This great catch gives Rodgers six TDs to remove Seattle’s backup QB from the top line of the Packers’ record book. It also gives Jones two TDs in three straight games.
For all practical purposes, this ends the game at 42-17. Many of the Texans fans head for the exits, eventually giving way to chants of “Go Pack Go!”
7:30, 4th quarter — The Texans drive down the field against an unconcerned defense, until Schaub makes the mistake of trying an end zone pass against Casey Hayward. Hayward swats it out of the air, intercepts it, and makes his lone mistake of the game by returning it to the 13.
The Packers offense takes the field with Rodgers mysteriously still at the helm. Even more mysteriously, after two Green plunges, Rodgers drops back to pass and is lucky when a knocked down ball goes incomplete.
World famous statisticians are still trying to figure out why Rodgers was throwing the ball here.
5:35, 4th quarter — The ensuing punt is blocked by Bryan Braman to make the final score look the same in a mirror — 42-24. That is Braman’s second blocked punt this season and after several tackles on kicks, I am ready to vote this guy the AFC Pro Bowl special teams player right now, if that game still exists.
3:40, 4th quarter — T.J. Yates is in for Houston, and he has mild success in moving their offense until getting picked by Hayward off the deflection by Jerron McMillian. That’s three INTs in limited time for the Packers rookie.
The Packers offense retakes the field with Graham Harrell in at QB to practice his hand offs. There’s also a rare James Starks and Jarrett Boykin sighting.
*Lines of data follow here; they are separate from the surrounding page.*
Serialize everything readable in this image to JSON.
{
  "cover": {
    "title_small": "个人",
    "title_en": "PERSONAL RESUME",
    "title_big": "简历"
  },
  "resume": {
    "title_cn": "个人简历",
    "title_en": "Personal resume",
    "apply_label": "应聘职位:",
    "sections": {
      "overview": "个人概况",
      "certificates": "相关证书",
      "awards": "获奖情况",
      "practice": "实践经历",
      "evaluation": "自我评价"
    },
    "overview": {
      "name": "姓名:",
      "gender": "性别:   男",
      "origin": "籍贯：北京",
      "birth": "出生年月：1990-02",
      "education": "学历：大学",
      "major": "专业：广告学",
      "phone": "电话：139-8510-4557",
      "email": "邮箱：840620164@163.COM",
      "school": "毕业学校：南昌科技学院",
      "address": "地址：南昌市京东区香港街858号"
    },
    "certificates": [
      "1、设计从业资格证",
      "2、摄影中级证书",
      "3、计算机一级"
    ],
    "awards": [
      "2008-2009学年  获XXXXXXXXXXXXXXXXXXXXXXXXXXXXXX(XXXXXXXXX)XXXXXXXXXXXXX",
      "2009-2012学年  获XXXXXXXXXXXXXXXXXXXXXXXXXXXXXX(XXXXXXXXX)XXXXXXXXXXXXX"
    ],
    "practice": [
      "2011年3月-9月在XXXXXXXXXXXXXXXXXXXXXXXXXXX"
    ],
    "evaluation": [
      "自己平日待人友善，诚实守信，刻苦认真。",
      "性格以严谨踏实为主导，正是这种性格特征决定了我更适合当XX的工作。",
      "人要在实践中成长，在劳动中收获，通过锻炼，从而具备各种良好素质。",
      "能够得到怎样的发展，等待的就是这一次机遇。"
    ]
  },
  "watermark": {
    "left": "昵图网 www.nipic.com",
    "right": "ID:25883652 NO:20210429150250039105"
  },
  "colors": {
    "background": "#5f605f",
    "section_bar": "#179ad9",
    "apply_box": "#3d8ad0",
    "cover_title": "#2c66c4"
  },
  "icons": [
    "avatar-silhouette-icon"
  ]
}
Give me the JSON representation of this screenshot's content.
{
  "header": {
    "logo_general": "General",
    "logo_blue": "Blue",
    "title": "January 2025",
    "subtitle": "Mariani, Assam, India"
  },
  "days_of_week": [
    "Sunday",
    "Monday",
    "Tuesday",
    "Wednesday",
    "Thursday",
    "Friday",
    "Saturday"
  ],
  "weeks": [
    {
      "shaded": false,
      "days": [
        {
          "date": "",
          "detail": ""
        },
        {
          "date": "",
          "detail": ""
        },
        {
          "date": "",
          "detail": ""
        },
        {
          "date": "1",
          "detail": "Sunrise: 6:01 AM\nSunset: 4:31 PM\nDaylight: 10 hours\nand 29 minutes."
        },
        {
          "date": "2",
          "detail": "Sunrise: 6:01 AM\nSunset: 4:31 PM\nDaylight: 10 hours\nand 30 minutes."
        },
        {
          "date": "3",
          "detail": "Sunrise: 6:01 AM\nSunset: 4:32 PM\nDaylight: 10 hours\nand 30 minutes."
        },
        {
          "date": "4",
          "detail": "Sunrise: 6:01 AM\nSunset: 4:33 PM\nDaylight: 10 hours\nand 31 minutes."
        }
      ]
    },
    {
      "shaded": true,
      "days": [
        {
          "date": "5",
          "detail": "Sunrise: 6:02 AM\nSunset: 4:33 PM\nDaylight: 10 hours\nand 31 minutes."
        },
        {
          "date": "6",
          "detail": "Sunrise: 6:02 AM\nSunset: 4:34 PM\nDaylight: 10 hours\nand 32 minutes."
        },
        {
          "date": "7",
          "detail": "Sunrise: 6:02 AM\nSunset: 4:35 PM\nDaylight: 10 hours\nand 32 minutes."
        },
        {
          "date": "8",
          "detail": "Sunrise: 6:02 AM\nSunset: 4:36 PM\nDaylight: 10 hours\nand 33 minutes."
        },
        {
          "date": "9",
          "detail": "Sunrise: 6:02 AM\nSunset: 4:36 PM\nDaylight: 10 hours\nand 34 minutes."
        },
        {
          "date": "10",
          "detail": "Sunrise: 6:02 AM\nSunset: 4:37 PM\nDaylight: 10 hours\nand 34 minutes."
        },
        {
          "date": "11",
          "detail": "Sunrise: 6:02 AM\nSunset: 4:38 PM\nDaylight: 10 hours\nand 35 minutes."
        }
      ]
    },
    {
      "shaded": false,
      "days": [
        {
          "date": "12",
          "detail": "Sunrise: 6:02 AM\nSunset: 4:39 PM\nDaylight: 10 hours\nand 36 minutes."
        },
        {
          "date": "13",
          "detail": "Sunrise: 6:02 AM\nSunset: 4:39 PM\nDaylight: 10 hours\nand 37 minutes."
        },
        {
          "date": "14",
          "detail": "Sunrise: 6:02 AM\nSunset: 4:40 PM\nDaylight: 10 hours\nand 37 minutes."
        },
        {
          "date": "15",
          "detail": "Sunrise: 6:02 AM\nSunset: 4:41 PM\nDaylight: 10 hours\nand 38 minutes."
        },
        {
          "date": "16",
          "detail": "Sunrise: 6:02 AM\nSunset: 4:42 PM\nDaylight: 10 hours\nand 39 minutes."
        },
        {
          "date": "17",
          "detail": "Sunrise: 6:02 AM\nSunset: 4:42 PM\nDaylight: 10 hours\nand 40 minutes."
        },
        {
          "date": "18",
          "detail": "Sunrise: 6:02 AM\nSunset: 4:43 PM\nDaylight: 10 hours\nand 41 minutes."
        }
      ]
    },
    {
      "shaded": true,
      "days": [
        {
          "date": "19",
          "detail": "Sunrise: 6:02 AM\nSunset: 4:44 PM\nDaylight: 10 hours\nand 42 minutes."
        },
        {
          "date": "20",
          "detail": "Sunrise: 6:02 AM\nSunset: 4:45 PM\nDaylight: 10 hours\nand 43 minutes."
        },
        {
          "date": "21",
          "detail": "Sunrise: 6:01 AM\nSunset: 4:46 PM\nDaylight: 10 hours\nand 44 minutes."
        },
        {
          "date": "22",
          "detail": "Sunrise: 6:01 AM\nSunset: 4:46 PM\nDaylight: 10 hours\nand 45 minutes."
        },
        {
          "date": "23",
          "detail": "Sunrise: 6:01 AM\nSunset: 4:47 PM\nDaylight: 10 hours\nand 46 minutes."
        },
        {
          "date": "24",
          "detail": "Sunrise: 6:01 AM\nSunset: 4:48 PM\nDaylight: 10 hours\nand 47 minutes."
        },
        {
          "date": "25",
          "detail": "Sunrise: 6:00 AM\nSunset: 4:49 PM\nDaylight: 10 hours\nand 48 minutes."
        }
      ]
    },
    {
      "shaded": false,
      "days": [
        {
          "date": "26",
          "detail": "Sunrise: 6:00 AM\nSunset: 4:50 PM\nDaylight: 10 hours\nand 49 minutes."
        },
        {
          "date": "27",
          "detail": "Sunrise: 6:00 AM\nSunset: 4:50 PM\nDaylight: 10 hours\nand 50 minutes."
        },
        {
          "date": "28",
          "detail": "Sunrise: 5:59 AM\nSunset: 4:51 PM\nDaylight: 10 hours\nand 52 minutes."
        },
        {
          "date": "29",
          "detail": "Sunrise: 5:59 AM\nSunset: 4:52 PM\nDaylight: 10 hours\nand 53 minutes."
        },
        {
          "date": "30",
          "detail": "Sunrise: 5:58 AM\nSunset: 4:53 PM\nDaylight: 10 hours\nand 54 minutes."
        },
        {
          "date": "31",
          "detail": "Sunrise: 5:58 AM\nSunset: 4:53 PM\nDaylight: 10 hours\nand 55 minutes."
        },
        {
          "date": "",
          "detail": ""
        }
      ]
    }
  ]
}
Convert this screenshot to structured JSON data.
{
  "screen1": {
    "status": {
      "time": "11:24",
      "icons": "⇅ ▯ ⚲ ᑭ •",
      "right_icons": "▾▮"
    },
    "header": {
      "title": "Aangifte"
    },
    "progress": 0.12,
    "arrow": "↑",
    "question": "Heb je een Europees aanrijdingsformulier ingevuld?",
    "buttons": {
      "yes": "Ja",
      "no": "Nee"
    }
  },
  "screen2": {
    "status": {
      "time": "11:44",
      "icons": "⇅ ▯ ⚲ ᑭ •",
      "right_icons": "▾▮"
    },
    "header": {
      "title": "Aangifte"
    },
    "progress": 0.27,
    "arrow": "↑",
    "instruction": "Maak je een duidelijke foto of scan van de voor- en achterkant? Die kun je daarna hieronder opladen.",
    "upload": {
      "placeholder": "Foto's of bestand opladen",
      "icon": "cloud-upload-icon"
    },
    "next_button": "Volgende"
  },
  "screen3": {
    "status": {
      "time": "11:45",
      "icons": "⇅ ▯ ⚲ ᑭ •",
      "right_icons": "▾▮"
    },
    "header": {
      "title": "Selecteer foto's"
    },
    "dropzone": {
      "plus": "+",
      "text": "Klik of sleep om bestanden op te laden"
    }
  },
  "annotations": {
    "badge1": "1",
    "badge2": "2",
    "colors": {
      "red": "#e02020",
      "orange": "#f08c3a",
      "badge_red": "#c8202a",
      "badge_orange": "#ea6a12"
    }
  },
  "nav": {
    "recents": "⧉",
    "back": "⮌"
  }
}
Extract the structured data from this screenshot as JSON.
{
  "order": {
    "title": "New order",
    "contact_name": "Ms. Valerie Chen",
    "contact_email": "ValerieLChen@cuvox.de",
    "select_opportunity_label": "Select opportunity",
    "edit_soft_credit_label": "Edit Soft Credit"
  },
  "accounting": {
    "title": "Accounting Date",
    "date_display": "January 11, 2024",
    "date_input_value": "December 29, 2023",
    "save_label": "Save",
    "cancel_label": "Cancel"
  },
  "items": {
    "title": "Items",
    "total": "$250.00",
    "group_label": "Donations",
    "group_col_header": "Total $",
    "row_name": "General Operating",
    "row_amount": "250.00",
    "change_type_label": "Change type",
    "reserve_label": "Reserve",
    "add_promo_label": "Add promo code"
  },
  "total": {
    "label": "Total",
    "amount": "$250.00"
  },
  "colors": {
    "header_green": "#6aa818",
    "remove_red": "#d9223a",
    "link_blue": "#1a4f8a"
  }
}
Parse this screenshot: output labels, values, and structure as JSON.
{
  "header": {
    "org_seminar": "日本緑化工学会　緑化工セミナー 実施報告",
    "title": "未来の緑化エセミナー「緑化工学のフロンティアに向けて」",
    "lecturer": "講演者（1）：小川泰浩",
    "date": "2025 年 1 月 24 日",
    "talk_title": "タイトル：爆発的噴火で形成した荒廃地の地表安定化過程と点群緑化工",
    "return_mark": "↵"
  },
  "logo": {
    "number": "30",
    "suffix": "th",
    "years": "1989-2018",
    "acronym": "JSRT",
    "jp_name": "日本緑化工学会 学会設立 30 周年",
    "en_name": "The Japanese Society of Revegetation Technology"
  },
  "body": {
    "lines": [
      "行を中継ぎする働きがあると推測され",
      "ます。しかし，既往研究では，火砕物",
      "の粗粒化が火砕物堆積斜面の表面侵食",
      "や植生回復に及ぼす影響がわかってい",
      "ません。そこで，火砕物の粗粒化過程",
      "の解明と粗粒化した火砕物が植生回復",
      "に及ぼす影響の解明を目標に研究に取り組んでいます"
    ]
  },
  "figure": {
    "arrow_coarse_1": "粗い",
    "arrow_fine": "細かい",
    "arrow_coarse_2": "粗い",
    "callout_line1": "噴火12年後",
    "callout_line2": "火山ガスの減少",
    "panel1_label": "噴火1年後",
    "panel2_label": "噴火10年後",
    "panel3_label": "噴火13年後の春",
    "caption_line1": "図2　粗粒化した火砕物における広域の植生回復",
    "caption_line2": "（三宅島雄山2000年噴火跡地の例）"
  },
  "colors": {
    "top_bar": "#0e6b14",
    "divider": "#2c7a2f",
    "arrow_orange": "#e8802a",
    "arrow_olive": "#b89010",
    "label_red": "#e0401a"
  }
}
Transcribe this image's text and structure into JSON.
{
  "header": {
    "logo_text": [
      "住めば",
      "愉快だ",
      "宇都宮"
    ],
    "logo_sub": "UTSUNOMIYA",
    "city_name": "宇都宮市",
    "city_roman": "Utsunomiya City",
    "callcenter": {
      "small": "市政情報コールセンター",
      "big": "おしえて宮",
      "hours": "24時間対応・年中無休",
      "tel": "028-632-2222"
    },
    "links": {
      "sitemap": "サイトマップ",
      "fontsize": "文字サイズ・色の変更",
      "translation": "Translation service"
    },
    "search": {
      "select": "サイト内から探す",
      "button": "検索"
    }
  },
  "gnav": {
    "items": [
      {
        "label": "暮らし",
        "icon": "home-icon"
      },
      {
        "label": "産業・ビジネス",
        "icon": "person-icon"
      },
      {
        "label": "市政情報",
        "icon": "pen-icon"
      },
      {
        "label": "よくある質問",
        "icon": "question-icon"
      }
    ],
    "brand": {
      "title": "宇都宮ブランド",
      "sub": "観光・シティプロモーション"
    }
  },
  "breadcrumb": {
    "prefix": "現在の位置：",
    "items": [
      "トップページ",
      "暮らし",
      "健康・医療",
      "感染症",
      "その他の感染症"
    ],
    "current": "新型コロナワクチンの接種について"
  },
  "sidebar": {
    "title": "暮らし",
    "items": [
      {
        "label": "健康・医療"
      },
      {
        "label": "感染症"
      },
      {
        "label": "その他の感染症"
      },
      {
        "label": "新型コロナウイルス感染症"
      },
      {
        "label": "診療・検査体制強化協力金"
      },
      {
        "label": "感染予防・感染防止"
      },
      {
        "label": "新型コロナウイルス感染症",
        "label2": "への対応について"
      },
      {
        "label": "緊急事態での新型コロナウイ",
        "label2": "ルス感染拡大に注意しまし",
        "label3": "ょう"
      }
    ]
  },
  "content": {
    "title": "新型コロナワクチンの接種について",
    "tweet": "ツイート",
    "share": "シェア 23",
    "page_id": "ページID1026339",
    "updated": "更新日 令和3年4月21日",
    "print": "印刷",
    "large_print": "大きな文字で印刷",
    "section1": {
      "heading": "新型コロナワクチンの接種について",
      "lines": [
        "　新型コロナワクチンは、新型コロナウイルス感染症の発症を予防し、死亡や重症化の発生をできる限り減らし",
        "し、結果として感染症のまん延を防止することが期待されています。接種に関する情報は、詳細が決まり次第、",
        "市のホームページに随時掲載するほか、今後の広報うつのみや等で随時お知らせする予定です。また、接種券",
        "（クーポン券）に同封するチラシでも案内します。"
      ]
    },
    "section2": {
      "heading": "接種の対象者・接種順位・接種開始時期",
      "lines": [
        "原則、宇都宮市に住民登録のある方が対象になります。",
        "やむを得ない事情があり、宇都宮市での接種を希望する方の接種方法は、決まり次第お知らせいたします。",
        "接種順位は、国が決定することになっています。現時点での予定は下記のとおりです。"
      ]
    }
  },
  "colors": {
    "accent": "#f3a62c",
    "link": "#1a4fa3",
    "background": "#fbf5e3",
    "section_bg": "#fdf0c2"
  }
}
Starks looks rusty, otherwise the same, while Boykin looks good except for that terrible number 11.
Fortunately for all involved, both teams conspire to run out the clock from that point forward.
The Packers might have put their season back on track by going on the road and beating one of the better teams in the league. Of course, that all depends on how they perform in St. Louis.
If any version of this Packers offense shows up against the Rams, the Packers should be in a good position to get to 6-3 at the bye.
Rodgers used this huge game to retort the critics, but after reading some of the comments he was responding to, I have yet to find any quotes that weren’t somewhat accurate. Rodgers WAS hesitant to throw the ball, hanging onto it too long, uncomfortable in the pocket, and at times, inaccurate. Press coverage doesn’t just pressure the receivers to get open. It challenges the QB to throw the ball into coverage even when there is little separation.
Rodgers did that in this game. He threw to his receivers, even when they were covered, and put the ball in places that gave them a chance to make a play. For the most part, his receivers responded.
Alex Green looked like a younger Cedric Benson. I was surprised, frankly, on how good this guy looked this soon. He was shifty, decisive, and ran with power. As someone who exclusively ran out of the shotgun formation in college, Green is a perfect fit for this offense.
The Packers have obviously improved their pass rush with Worthy, Neal and C.J. Wilson, who appears to be playing more like what the Packers were hoping for last season. Clay Matthews was a beast against the run and forced many incompletions and Shields’ INT with his pressures.
Casey Hayward is obviously the Packers best rookie right now. Sam Shields has been playing well, but I don’t know that he deserves to be above Hayward on the depth chart at this point. AND Davon House is still due to come back.
Guess what? Andrew Quarless could be back as early as next week. I think I am one of many Packers fans excited about seeing this guy back on the field. I believe most of us are ready for the end of the Jermichael Finley era, as bumpy and unfulfilling as it has been.
I said the Packers needed to be 2-1 on this three game road trip. They will be with a win at St. Louis. Let’s hope SOME of this game carries over to the next, and we see some more of the efficient, high-scoring Packers offense that applies pressure to the other team’s offense.